■ **WORK REQUEST**
Copy every line of the material below word for word.

■ **RECORDS SUPPLIED**

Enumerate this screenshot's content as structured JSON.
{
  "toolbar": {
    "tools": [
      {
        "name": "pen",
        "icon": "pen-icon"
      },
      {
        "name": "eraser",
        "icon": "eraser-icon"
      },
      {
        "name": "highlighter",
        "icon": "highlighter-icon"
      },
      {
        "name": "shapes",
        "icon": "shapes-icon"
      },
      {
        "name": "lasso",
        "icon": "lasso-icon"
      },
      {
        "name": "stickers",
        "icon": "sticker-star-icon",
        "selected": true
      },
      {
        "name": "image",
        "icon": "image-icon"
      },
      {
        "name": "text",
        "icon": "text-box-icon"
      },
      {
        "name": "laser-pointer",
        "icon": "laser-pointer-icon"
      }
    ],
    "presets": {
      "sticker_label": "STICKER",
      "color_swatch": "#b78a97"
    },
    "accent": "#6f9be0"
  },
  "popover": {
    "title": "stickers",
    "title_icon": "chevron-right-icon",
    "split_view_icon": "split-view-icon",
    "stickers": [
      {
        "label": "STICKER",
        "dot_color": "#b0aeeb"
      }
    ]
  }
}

■ **SOLUTION TO THE EXERCISE**
Enumerate this screenshot's content as structured JSON.
{
  "toolbar": {
    "tools": [
      {
        "name": "pen",
        "icon": "pen-icon"
      },
      {
        "name": "eraser",
        "icon": "eraser-icon"
      },
      {
        "name": "highlighter",
        "icon": "highlighter-icon"
      },
      {
        "name": "shapes",
        "icon": "shapes-icon"
      },
      {
        "name": "lasso",
        "icon": "lasso-icon"
      },
      {
        "name": "stickers",
        "icon": "sticker-star-icon",
        "selected": true
      },
      {
        "name": "image",
        "icon": "image-icon"
      },
      {
        "name": "text",
        "icon": "text-box-icon"
      },
      {
        "name": "laser-pointer",
        "icon": "laser-pointer-icon"
      }
    ],
    "presets": {
      "sticker_label": "STICKER",
      "color_swatch": "#b78a97"
    },
    "accent": "#6f9be0"
  },
  "popover": {
    "title": "stickers",
    "title_icon": "chevron-right-icon",
    "split_view_icon": "split-view-icon",
    "stickers": [
      {
        "label": "STICKER",
        "dot_color": "#b0aeeb"
      }
    ]
  }
}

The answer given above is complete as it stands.